======== SUPPLIED RECORDS ========

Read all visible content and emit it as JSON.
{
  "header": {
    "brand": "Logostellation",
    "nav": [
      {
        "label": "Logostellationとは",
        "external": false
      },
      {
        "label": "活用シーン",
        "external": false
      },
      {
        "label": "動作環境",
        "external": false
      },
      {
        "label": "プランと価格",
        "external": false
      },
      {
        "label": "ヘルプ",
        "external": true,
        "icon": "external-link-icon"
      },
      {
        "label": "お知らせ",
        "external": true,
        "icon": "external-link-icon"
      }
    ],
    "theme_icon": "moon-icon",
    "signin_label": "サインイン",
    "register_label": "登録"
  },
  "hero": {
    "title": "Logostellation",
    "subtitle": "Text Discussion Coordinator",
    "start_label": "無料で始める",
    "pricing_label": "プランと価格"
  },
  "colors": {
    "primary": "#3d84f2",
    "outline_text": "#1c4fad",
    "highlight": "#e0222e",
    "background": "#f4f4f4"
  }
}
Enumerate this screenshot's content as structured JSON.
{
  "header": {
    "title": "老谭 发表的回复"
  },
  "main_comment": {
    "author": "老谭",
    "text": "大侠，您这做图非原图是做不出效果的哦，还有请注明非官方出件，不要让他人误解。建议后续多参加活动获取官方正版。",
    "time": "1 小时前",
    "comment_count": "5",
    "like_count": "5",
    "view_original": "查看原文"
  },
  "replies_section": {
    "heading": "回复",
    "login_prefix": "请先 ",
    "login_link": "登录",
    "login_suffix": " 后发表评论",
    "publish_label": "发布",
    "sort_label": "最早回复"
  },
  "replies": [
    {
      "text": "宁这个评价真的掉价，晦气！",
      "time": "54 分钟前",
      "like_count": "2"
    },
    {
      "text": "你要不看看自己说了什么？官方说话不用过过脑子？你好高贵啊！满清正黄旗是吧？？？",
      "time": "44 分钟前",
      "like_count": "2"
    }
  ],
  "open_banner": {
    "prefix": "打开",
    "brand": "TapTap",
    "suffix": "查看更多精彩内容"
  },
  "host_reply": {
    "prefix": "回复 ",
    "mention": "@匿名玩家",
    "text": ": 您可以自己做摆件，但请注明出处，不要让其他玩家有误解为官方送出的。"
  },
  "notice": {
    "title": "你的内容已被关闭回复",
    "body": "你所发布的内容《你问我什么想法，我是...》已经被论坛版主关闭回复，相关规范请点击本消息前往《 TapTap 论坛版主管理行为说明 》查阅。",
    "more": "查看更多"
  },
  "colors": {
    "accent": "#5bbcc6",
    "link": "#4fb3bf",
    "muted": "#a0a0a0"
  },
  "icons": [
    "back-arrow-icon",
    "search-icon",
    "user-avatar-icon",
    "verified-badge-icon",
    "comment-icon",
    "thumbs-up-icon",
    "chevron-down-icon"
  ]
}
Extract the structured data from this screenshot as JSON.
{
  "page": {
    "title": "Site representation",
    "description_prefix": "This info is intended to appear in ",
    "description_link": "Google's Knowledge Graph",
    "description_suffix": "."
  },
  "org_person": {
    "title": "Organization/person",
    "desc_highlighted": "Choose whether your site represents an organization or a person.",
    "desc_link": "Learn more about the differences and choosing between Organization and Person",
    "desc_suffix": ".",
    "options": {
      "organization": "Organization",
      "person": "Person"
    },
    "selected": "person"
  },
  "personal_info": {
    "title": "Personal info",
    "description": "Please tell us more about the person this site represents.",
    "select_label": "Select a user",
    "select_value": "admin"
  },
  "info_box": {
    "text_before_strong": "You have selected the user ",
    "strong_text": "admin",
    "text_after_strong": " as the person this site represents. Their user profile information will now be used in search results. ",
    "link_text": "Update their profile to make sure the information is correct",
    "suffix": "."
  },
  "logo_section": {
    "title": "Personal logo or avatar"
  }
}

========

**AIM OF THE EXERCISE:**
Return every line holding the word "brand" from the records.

**SOLUTION TO THIS EXERCISE:**
    "brand": "Logostellation",
    "brand": "TapTap",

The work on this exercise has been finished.